[[ Data records open ]]

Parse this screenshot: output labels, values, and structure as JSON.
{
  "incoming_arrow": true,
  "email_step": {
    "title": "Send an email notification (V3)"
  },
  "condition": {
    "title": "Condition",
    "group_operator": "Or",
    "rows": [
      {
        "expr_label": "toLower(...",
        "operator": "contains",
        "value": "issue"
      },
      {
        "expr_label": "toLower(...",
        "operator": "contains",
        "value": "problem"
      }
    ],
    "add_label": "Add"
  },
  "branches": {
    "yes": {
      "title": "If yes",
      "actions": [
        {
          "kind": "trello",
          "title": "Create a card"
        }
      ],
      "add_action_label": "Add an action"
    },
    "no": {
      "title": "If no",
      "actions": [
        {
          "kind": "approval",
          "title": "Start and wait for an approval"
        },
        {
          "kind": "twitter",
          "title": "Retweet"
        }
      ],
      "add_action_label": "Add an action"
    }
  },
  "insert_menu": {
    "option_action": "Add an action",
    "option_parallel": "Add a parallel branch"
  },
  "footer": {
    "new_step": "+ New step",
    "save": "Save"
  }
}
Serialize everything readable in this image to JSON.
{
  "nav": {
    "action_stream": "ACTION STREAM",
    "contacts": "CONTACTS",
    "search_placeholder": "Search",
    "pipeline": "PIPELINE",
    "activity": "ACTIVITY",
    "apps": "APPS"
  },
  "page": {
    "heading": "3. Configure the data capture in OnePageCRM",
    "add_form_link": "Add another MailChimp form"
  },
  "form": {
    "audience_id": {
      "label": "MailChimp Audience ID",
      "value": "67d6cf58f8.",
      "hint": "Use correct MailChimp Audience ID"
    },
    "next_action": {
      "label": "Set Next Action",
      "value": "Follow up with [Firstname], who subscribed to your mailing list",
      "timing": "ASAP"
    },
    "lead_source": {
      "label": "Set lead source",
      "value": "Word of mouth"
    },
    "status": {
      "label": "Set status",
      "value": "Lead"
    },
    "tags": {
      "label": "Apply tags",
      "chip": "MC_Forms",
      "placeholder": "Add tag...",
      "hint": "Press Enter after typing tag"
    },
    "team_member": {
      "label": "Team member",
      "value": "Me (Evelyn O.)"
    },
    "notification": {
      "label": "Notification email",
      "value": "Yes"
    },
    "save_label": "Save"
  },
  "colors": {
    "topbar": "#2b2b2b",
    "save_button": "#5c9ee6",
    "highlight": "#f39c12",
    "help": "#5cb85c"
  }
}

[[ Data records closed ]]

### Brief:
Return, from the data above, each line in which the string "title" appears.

### Written solution:
    "title": "Send an email notification (V3)"
    "title": "Condition",
      "title": "If yes",
          "title": "Create a card"
      "title": "If no",
          "title": "Start and wait for an approval"
          "title": "Retweet"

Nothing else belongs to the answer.